City of Pavia
Pavia is a small medieval city in northern Italy (pop. 70,000) located 30 km south of Milan. Founded in Roman times, Pavia (then called ‘Ticinum’) was the capital of the Kingdom of Lombards for over two centuries. Life in Pavia is both pleasant and affordable. The city center is a maze of narrow streets and ancient churches. The University campus offers many cultural events, museum exhibitions festivals, concerts, and sports. From Pavia, take a short day trip north to explore Lake Como & Maggiore or to ski on the Italian Alps. To the south, hike the Cinque Terre coastline, bask in the art of Florence or treat yourself to the world-famous cuisine of Emilia Romagna.
University of Pavia
The University of Pavia is one of the world’s oldest academic institutions. Founded in 1361, it was the only university in the Milan area and the region of Lombardy until the 20th century. Today, the University hosts 24,000 students and 900 academic staff from Italy, Europe, and overseas.
The University combines clinical treatment and research in three leading teaching hospitals that employ over 12,000 health professionals. Collaborations exist with several other research hospitals (below) and with local hospitals in the Regional Hospital Agency, like Città di Pavia.
The Policlinico San Matteo, built in the 15th century, recently added three new hospital wings, allowing for more than 500 new beds. Specialties address a wide range of medical conditions.
Fondazione S. Maugeri, originally founded in the 1960s as a centre for occupational medicine, later extended its reach to rehabilitation and internal medicine, oncology, and surgery.
The Neurological Institute C. Mondino has provided high standards of care, teaching, and research on diseases of the nervous system for over 100 years,
Finally, international opportunities through programs like Erasmus, Global Health Learning Opportunities, and GEMx benefit the trainee’s global perspective.
State of the Art Technology
The University and other research institutes play a key role in advancing Pavia to be a leader in cutting-edge technology.
The national Hadrontherapy Center for Cancer Treatment (CNAO), the only such research center in Italy and one of 5 worldwide, combats cancer through proton and carbon ion beams.
The Laboratory of Applied Nuclear Energy (LENA) is an Interdepartmental Research Centre operating a nuclear reactor for research, training, and education activities.
The University of Pavia supports collaboration among researchers, local institutes and private companies by funding new start-ups with the Mind the Bridge Foundation.
University research has led to start-up and spin-off initiatives or companies that endeavour to transfer technology to the open market.

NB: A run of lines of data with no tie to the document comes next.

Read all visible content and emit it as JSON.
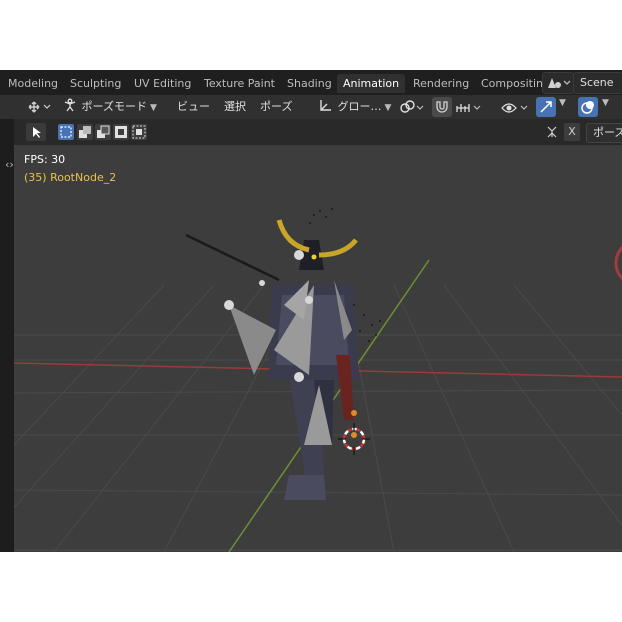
{
  "workspace_tabs": [
    {
      "label": "Modeling",
      "active": false
    },
    {
      "label": "Sculpting",
      "active": false
    },
    {
      "label": "UV Editing",
      "active": false
    },
    {
      "label": "Texture Paint",
      "active": false
    },
    {
      "label": "Shading",
      "active": false
    },
    {
      "label": "Animation",
      "active": true
    },
    {
      "label": "Rendering",
      "active": false
    },
    {
      "label": "Compositin",
      "active": false
    }
  ],
  "scene": {
    "label": "Scene"
  },
  "header": {
    "mode": "ポーズモード",
    "menu_view": "ビュー",
    "menu_select": "選択",
    "menu_pose": "ポーズ",
    "transform_orientation": "グロー…"
  },
  "toolbar": {
    "right_label": "ポーズ"
  },
  "viewport": {
    "fps": "FPS: 30",
    "object_info": "(35) RootNode_2"
  },
  "colors": {
    "accent": "#4772b3",
    "overlay_text": "#ffffff",
    "object_text": "#e8c24a",
    "x_axis": "#9b3a3a",
    "y_axis": "#6d8f36"
  }
}
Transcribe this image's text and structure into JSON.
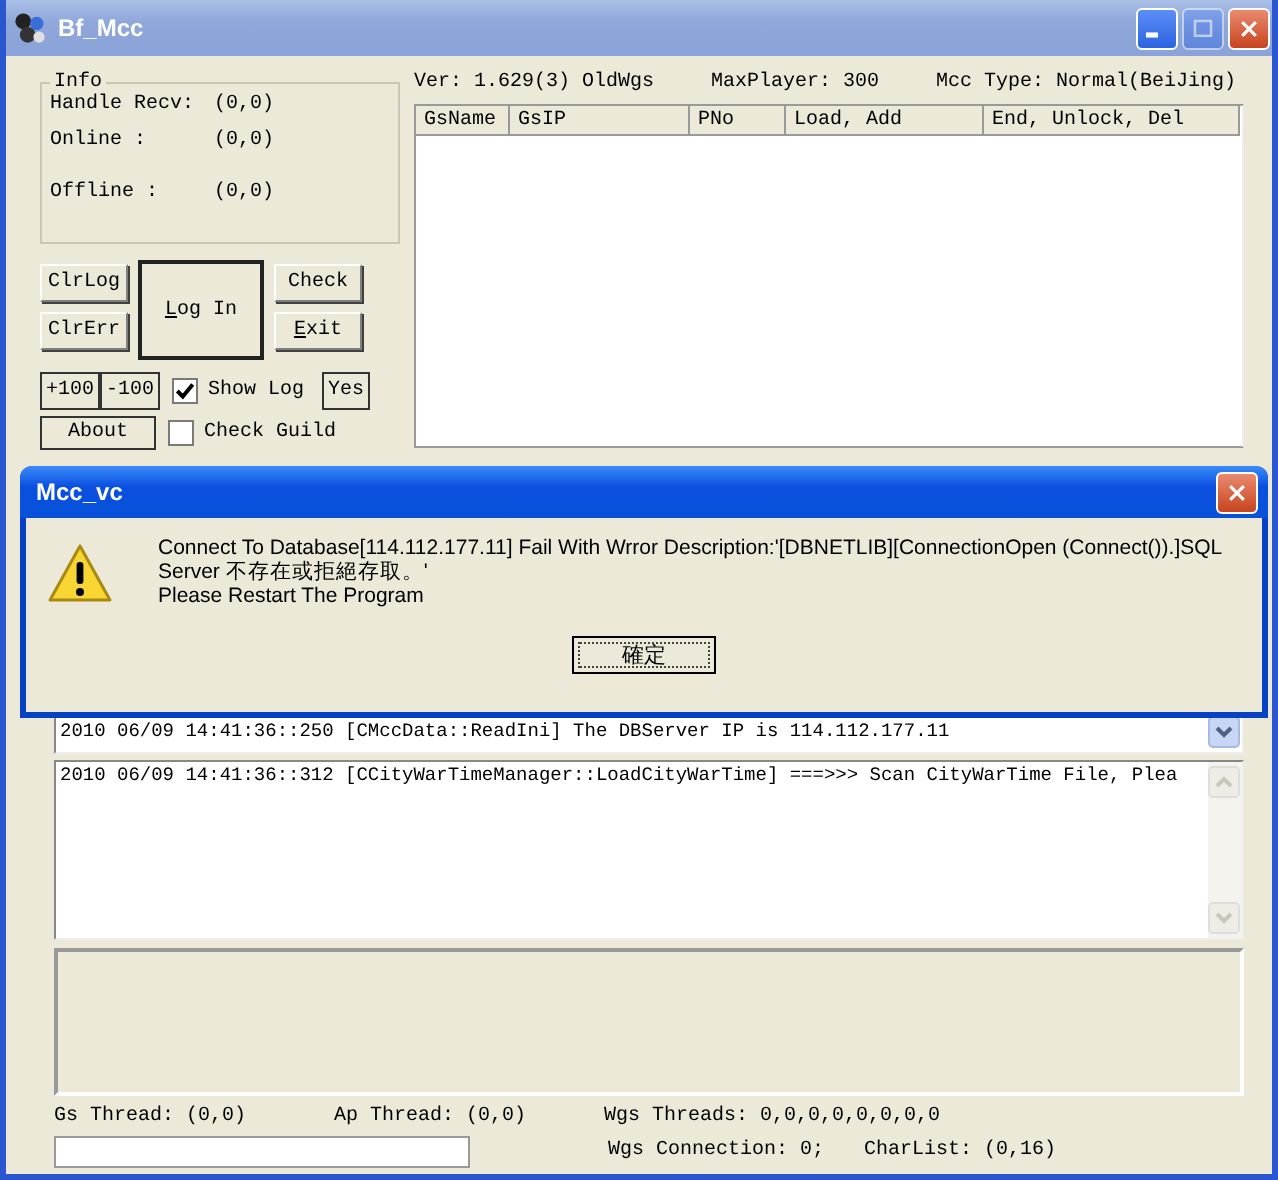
{
  "window": {
    "title": "Bf_Mcc",
    "controls": [
      {
        "kind": "minimize",
        "disabled": false
      },
      {
        "kind": "maximize",
        "disabled": true
      },
      {
        "kind": "close",
        "disabled": false
      }
    ]
  },
  "info": {
    "title": "Info",
    "rows": [
      {
        "label": "Handle Recv:",
        "value": "(0,0)"
      },
      {
        "label": "Online :",
        "value": "(0,0)"
      },
      {
        "label": "Offline :",
        "value": "(0,0)"
      }
    ]
  },
  "buttons": {
    "clr_log": {
      "label": "ClrLog",
      "mnemonic": false
    },
    "clr_err": {
      "label": "ClrErr",
      "mnemonic": false
    },
    "log_in": {
      "label": "Log In",
      "mnemonic": true
    },
    "check": {
      "label": "Check",
      "mnemonic": false
    },
    "exit": {
      "label": "Exit",
      "mnemonic": true
    },
    "plus": {
      "label": "+100",
      "mnemonic": false
    },
    "minus": {
      "label": "-100",
      "mnemonic": false
    },
    "yes": {
      "label": "Yes",
      "mnemonic": false
    },
    "about": {
      "label": "About",
      "mnemonic": false
    }
  },
  "checkboxes": [
    {
      "label": "Show Log",
      "checked": true
    },
    {
      "label": "Check Guild",
      "checked": false
    }
  ],
  "header": [
    "Ver: 1.629(3) OldWgs",
    "MaxPlayer: 300",
    "Mcc Type: Normal(BeiJing)"
  ],
  "table": {
    "columns": [
      "GsName",
      "GsIP",
      "PNo",
      "Load, Add",
      "End, Unlock, Del"
    ]
  },
  "log_upper": [
    "2010 06/09 14:41:36::250 [CMccData::ReadIni] The DBServer IP is 114.112.177.11"
  ],
  "log_lower": [
    "2010 06/09 14:41:36::312 [CCityWarTimeManager::LoadCityWarTime] ===>>> Scan CityWarTime File, Plea"
  ],
  "status": {
    "gs_thread": "Gs Thread: (0,0)",
    "ap_thread": "Ap Thread: (0,0)",
    "wgs_threads": "Wgs Threads: 0,0,0,0,0,0,0,0",
    "wgs_connection": "Wgs Connection: 0;",
    "charlist": "CharList: (0,16)"
  },
  "dialog": {
    "title": "Mcc_vc",
    "lines": [
      "Connect To Database[114.112.177.11] Fail With Wrror Description:'[DBNETLIB][ConnectionOpen (Connect()).]SQL",
      "Server 不存在或拒絕存取。'",
      "Please Restart The Program"
    ],
    "button": "確定"
  }
}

Legacy of Science
The University of Pavia long tradition of outstanding research is demonstrated, amongst other things, by three of its faculty being awarded hold the Nobel Prize: Camillo Golgi, Giulio Natta and Carlo Rubbia. Alessandro Volta and Lazzaro Spallanzani were amongst the great scientists in Pavia. Notably, Leonardo da Vinci performed human dissections here during the early discovery of Anatomy. Many clinical networks operate within Pavia’s abundant and diverse medical institutions. The University has created 28 research centres, 17 PhD programs and 42 interdepartmental programs that, in 2013, resulted in 7 international patents, from biology and physics to engineering.
Recently, the University launched Universitiamo: the first Italian crowdfunding university project platform. Strategic plans for 2017 include the opening of a new cancer research centre and the expansion of the tissue- engineering centre to cover all health technologies such as nanomedicine, regenerative and cell therapy.
image credits: Università degli studi di Pavia official photography
View of Ponte Coperto by night